Wi-Fi 7 is ready to go mainstream

Netgear Orbi 970 mesh system review
(Image credit: Harish Jonnalagadda / Android Central)

There's already no shortage of Wi-Fi 7 routers, and if you're buying a flagship phone in 2024, there's a good chance that it comes with a Wi-Fi 7 modem as well. There's only one problem; the Wi-Fi 7 standard wasn't actually finalized — until now. The Wi-Fi Alliance is now starting to certify devices that use the latest generation of wireless connectivity, and the goal is to make sure these devices work with each other seamlessly.

Basically, the certification allows router brands and device manufacturers to guarantee that their products will work with other Wi-Fi 7 devices. Qualcomm, for its part, is announcing that it has several designs that leverage Wi-Fi 7, and that it achieved the Wi-Fi Alliance certification — dubbed Wi-Fi Certified 7 — for the FastConnect 7800 module that's baked into the Snapdragon 8 Gen 3 and 8 Gen 2, and the Networking Pro portfolio.

Wi-Fi Certified 7 is designed to enable interoperability, and ensure that devices from various brands work without any issues. In addition to Qualcomm, the likes of MediaTek, Intel, Broadcom, CommScope, and MaxLinear are also picking up certifications for their latest networking products.

I chatted with Andy Davidson, Sr. Director of Technology Planning at Qualcomm, ahead of the announcement to understand a little more about how Wi-Fi 7 is different. Wi-Fi 7 uses the 6GHz band — similar to Wi-Fi 6E — but introduces 320Mhz channels that have the potential to deliver significantly greater bandwidth. This proved to be the case when I reviewed the Netgear Orbi 970 — it was the fastest router I tested by far.

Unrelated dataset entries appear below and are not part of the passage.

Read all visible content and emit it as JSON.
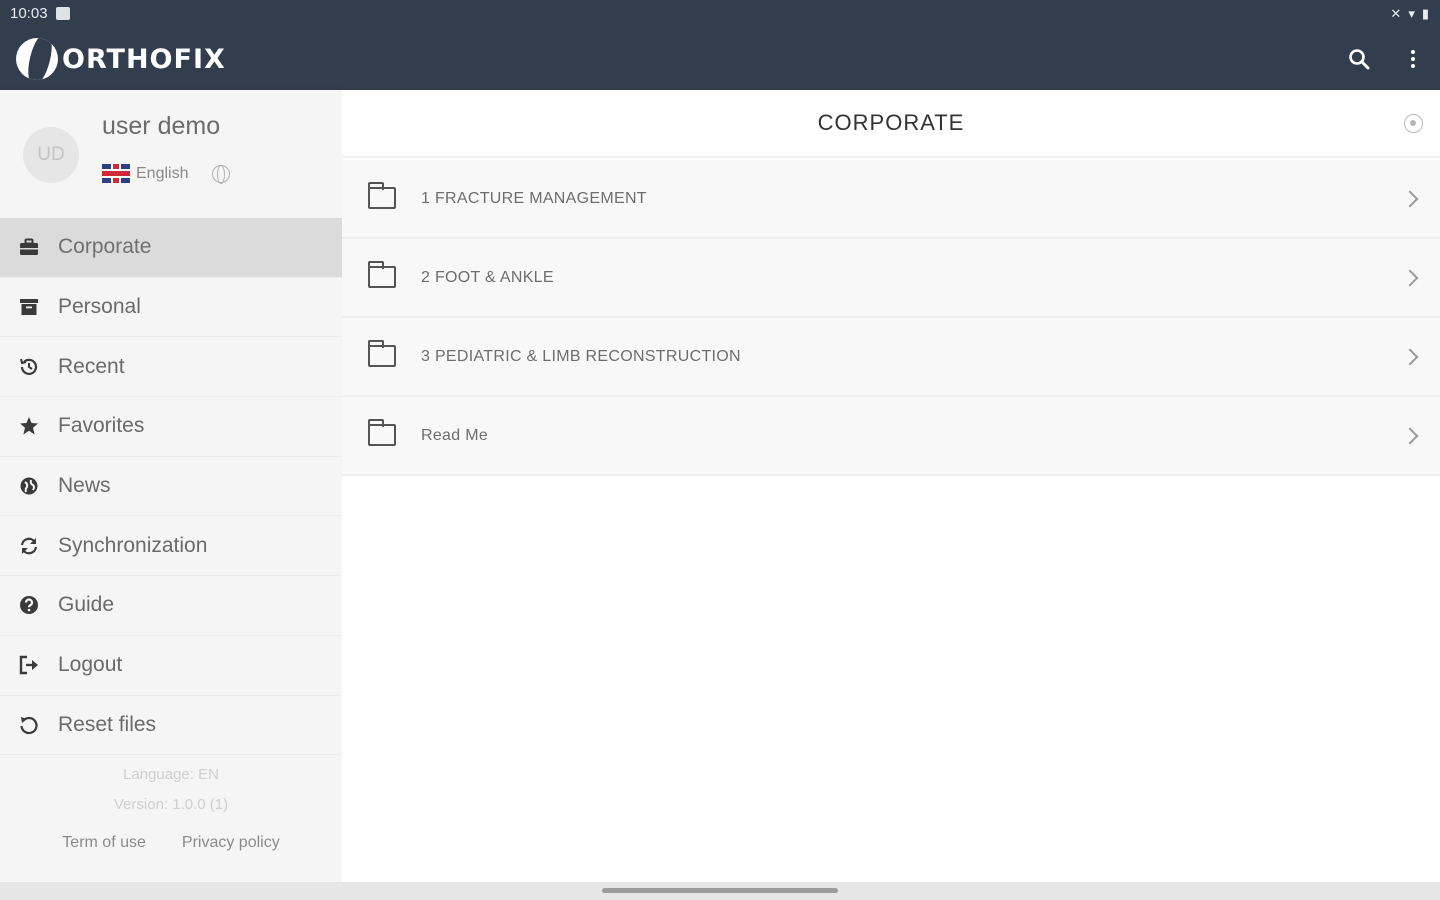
{
  "status_bar": {
    "time": "10:03"
  },
  "header": {
    "logo_text": "ORTHOFIX",
    "search_icon": "search-icon",
    "more_icon": "more-vert-icon",
    "bg_color": "#323d4d"
  },
  "user": {
    "initials": "UD",
    "name": "user demo",
    "language": "English"
  },
  "sidebar": {
    "items": [
      {
        "label": "Corporate",
        "icon": "briefcase-icon",
        "active": true
      },
      {
        "label": "Personal",
        "icon": "archive-icon",
        "active": false
      },
      {
        "label": "Recent",
        "icon": "history-icon",
        "active": false
      },
      {
        "label": "Favorites",
        "icon": "star-icon",
        "active": false
      },
      {
        "label": "News",
        "icon": "globe-icon",
        "active": false
      },
      {
        "label": "Synchronization",
        "icon": "sync-icon",
        "active": false
      },
      {
        "label": "Guide",
        "icon": "help-icon",
        "active": false
      },
      {
        "label": "Logout",
        "icon": "logout-icon",
        "active": false
      },
      {
        "label": "Reset files",
        "icon": "reset-icon",
        "active": false
      }
    ],
    "footer": {
      "language": "Language: EN",
      "version": "Version: 1.0.0 (1)",
      "terms": "Term of use",
      "privacy": "Privacy policy"
    }
  },
  "main": {
    "title": "CORPORATE",
    "folders": [
      {
        "label": "1 FRACTURE MANAGEMENT"
      },
      {
        "label": "2 FOOT & ANKLE"
      },
      {
        "label": "3 PEDIATRIC & LIMB RECONSTRUCTION"
      },
      {
        "label": "Read Me"
      }
    ]
  }
}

Netgear Orbi 970 mesh system review

(Image credit: Harish Jonnalagadda / Android Central)

Wi-Fi 7 also uses a clever new feature called Multi-Link Operation (MLO) that lets devices connect to two bands at the same time, leading to better signal strength and bandwidth. There are a lot of other advantages as well — like increased transmission with 4K QAM — but the switch to 320MHz channels and MLO is where you'll see the biggest difference over earlier versions of the standard.

Davidson noted that Qualcomm's differentiation in this area comes from the ability to create a high-band simultaneous multi-link connection that essentially aggregates two bands — similar to how Link Aggregation works over Ethernet. The chip vendor has been working with other manufacturers over the last two years to test the Wi-Fi 7 standard, and all the learnings from these "test beds" are slated to go into consumer hardware that's launching over the course of 2024.

On that note, Qualcomm has over 450 products that leverage its Wi-Fi 7 modems, with 200 mobile devices, notebooks, and XR products slated to launch and another 250 access points and routers that use Qualcomm tech set to debut. While Wi-Fi 7 routers have been available for a few months now, the fact that the Wi-Fi Alliance is now starting to certify products means we'll get a deluge over the coming months.

Harish Jonnalagadda
Senior Editor - Asia

Harish Jonnalagadda is a Senior Editor overseeing Asia at Android Central. He leads the site's coverage of Chinese phone brands, contributing to reviews, features, and buying guides. He also writes about storage servers, audio products, and the semiconductor industry. Contact him on Twitter at @chunkynerd.